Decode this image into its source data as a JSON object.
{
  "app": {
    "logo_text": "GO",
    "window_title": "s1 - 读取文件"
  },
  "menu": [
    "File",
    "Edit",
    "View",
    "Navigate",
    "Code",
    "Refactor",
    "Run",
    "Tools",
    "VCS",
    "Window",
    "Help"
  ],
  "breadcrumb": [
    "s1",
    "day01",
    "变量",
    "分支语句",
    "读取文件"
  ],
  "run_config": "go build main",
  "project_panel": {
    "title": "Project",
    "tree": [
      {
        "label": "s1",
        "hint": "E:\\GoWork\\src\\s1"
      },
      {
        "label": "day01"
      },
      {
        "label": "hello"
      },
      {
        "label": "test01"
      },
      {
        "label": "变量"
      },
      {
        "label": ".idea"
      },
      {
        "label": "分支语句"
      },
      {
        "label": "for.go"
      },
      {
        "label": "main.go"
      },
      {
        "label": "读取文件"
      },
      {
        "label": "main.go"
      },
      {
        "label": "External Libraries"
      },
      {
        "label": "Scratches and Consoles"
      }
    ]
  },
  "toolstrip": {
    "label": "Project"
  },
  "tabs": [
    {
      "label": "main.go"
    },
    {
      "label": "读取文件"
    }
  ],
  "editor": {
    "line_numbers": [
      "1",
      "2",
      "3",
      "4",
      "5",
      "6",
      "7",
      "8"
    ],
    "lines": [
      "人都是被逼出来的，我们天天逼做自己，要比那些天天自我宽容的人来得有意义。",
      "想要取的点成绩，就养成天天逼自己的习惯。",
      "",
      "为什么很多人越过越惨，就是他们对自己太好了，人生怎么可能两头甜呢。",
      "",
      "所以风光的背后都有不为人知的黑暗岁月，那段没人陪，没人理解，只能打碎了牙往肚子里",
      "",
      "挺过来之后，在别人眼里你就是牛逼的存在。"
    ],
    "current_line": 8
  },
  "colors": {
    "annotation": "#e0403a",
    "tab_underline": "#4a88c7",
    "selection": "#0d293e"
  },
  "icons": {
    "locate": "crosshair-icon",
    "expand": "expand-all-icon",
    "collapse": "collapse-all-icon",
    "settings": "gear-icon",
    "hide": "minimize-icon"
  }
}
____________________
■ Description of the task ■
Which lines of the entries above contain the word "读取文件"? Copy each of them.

■ Answer section ■
    "window_title": "s1 - 读取文件"
    "读取文件"
        "label": "读取文件"
      "label": "读取文件"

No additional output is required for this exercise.